## PROVIDED INFORMATION
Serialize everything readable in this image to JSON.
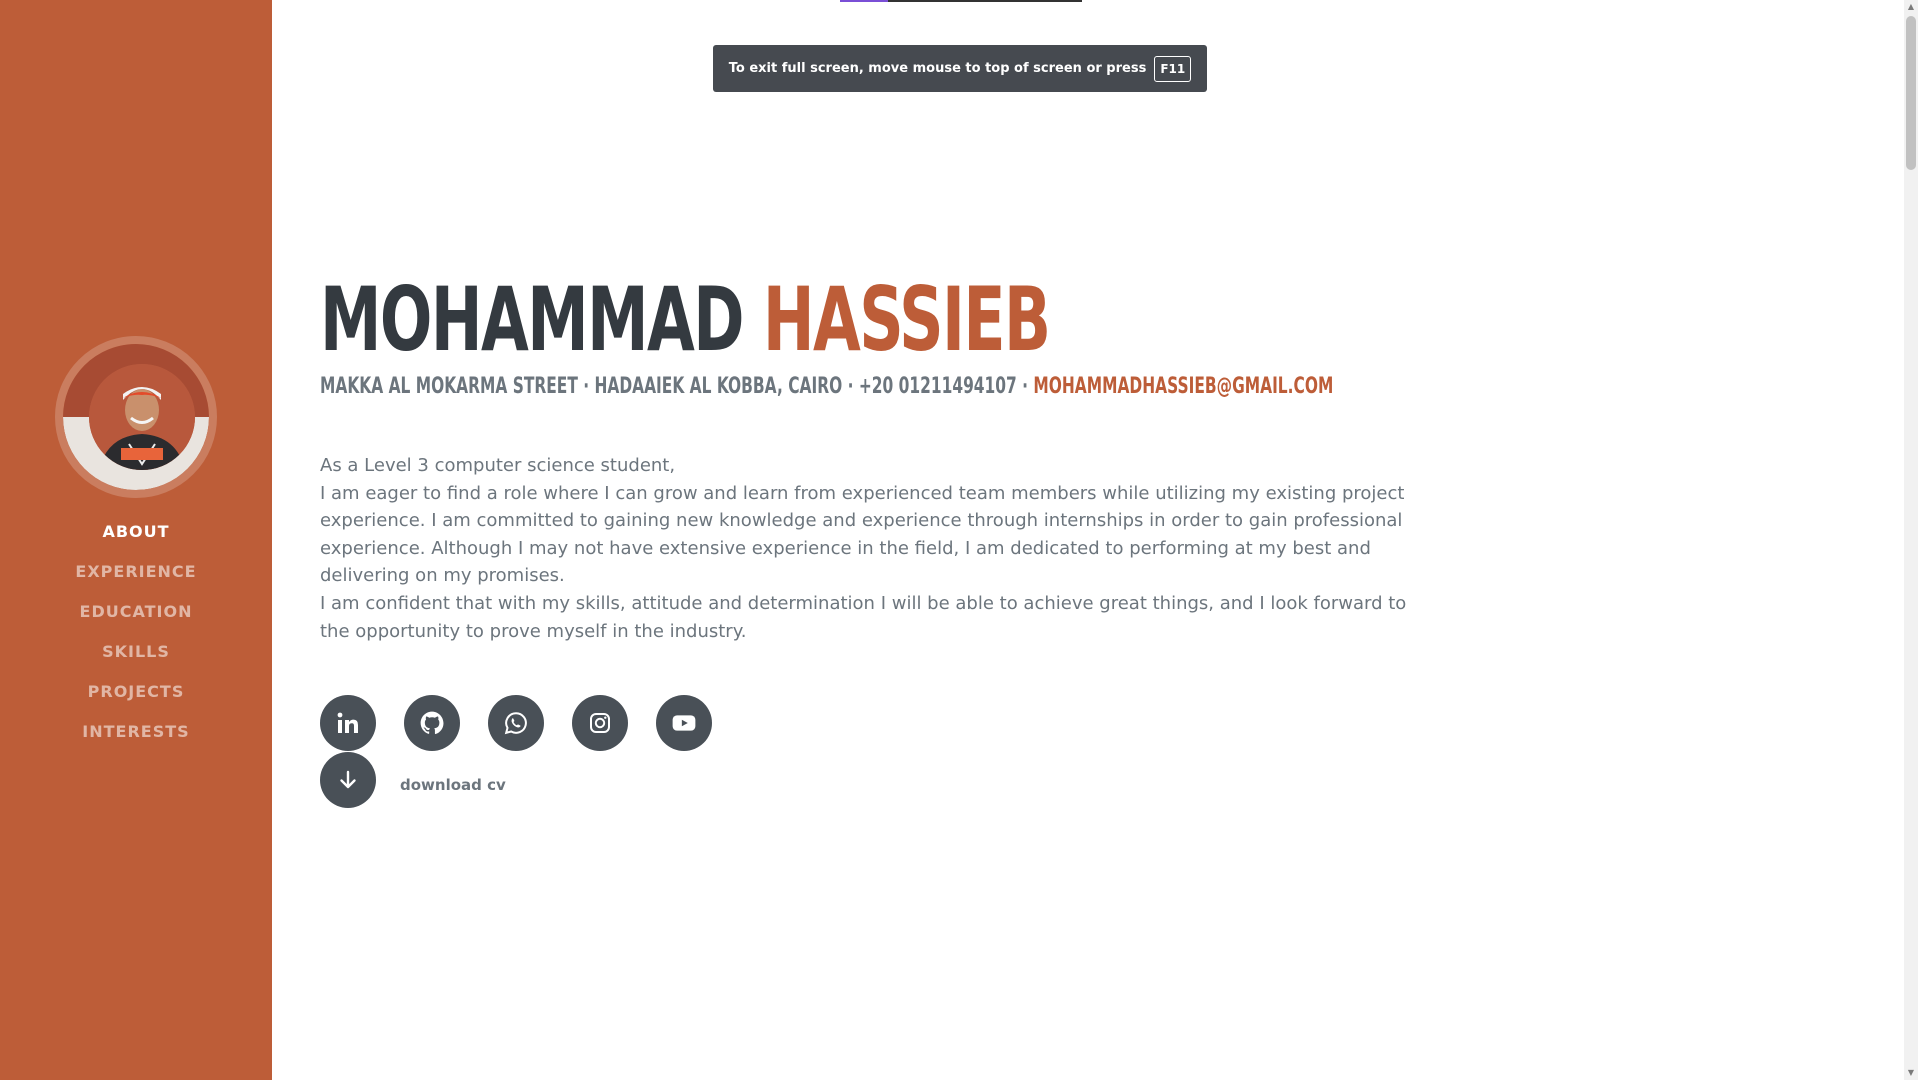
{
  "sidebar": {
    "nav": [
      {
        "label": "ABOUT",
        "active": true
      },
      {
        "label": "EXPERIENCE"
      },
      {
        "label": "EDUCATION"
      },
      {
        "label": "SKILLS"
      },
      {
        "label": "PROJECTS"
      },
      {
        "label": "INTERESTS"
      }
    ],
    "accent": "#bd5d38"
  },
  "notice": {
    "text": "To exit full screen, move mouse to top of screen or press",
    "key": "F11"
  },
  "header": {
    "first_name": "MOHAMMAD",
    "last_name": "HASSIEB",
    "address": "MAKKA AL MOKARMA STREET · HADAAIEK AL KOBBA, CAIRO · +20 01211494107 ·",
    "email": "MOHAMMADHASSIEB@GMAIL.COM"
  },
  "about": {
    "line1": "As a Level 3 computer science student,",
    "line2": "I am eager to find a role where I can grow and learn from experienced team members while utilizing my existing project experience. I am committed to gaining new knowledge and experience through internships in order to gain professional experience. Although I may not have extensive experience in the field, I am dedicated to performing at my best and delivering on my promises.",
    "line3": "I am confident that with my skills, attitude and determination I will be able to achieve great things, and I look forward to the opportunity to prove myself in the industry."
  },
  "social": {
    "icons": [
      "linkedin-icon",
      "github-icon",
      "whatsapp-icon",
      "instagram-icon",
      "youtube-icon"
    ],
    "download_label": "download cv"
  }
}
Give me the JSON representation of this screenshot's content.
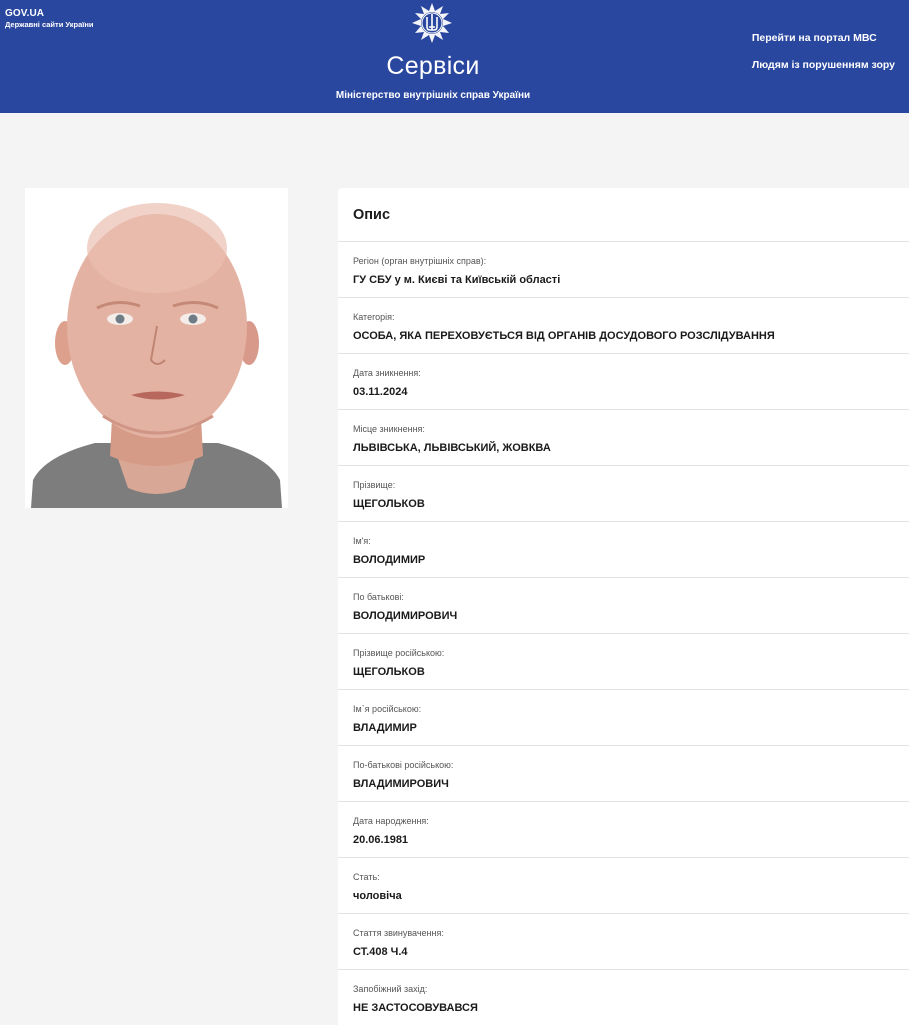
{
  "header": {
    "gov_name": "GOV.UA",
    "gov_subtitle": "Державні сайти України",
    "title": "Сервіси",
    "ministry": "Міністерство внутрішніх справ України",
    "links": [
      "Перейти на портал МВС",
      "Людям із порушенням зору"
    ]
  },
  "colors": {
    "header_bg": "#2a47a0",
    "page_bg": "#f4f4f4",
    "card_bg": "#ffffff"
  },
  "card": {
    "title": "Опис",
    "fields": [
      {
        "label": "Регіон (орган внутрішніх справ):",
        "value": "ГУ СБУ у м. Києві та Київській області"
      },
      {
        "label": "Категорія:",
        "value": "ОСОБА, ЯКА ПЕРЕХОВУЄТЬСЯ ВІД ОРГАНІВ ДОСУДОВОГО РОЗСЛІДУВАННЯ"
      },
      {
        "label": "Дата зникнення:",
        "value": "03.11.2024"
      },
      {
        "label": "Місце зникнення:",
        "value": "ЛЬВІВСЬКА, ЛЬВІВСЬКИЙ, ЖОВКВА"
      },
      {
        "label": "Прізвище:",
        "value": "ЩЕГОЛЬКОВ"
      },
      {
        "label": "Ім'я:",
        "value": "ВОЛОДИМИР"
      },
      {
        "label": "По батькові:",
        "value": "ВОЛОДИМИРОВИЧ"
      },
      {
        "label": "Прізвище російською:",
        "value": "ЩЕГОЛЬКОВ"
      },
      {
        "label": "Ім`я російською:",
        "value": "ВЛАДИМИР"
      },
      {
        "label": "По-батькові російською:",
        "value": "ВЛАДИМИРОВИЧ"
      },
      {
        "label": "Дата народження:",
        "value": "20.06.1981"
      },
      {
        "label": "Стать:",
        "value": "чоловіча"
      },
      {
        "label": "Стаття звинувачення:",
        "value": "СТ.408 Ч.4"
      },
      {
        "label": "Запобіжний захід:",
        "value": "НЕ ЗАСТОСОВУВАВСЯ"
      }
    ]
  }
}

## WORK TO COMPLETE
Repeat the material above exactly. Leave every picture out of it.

## OUTPUT FOR THIS EXERCISE
Serialize everything readable in this image to JSON.
{
  "sidebar": {
    "nav": [
      {
        "label": "ABOUT",
        "active": true
      },
      {
        "label": "EXPERIENCE"
      },
      {
        "label": "EDUCATION"
      },
      {
        "label": "SKILLS"
      },
      {
        "label": "PROJECTS"
      },
      {
        "label": "INTERESTS"
      }
    ],
    "accent": "#bd5d38"
  },
  "notice": {
    "text": "To exit full screen, move mouse to top of screen or press",
    "key": "F11"
  },
  "header": {
    "first_name": "MOHAMMAD",
    "last_name": "HASSIEB",
    "address": "MAKKA AL MOKARMA STREET · HADAAIEK AL KOBBA, CAIRO · +20 01211494107 ·",
    "email": "MOHAMMADHASSIEB@GMAIL.COM"
  },
  "about": {
    "line1": "As a Level 3 computer science student,",
    "line2": "I am eager to find a role where I can grow and learn from experienced team members while utilizing my existing project experience. I am committed to gaining new knowledge and experience through internships in order to gain professional experience. Although I may not have extensive experience in the field, I am dedicated to performing at my best and delivering on my promises.",
    "line3": "I am confident that with my skills, attitude and determination I will be able to achieve great things, and I look forward to the opportunity to prove myself in the industry."
  },
  "social": {
    "icons": [
      "linkedin-icon",
      "github-icon",
      "whatsapp-icon",
      "instagram-icon",
      "youtube-icon"
    ],
    "download_label": "download cv"
  }
}
Give me the JSON representation of this screenshot's content.
{
  "header": {
    "gov_name": "GOV.UA",
    "gov_subtitle": "Державні сайти України",
    "title": "Сервіси",
    "ministry": "Міністерство внутрішніх справ України",
    "links": [
      "Перейти на портал МВС",
      "Людям із порушенням зору"
    ]
  },
  "colors": {
    "header_bg": "#2a47a0",
    "page_bg": "#f4f4f4",
    "card_bg": "#ffffff"
  },
  "card": {
    "title": "Опис",
    "fields": [
      {
        "label": "Регіон (орган внутрішніх справ):",
        "value": "ГУ СБУ у м. Києві та Київській області"
      },
      {
        "label": "Категорія:",
        "value": "ОСОБА, ЯКА ПЕРЕХОВУЄТЬСЯ ВІД ОРГАНІВ ДОСУДОВОГО РОЗСЛІДУВАННЯ"
      },
      {
        "label": "Дата зникнення:",
        "value": "03.11.2024"
      },
      {
        "label": "Місце зникнення:",
        "value": "ЛЬВІВСЬКА, ЛЬВІВСЬКИЙ, ЖОВКВА"
      },
      {
        "label": "Прізвище:",
        "value": "ЩЕГОЛЬКОВ"
      },
      {
        "label": "Ім'я:",
        "value": "ВОЛОДИМИР"
      },
      {
        "label": "По батькові:",
        "value": "ВОЛОДИМИРОВИЧ"
      },
      {
        "label": "Прізвище російською:",
        "value": "ЩЕГОЛЬКОВ"
      },
      {
        "label": "Ім`я російською:",
        "value": "ВЛАДИМИР"
      },
      {
        "label": "По-батькові російською:",
        "value": "ВЛАДИМИРОВИЧ"
      },
      {
        "label": "Дата народження:",
        "value": "20.06.1981"
      },
      {
        "label": "Стать:",
        "value": "чоловіча"
      },
      {
        "label": "Стаття звинувачення:",
        "value": "СТ.408 Ч.4"
      },
      {
        "label": "Запобіжний захід:",
        "value": "НЕ ЗАСТОСОВУВАВСЯ"
      }
    ]
  }
}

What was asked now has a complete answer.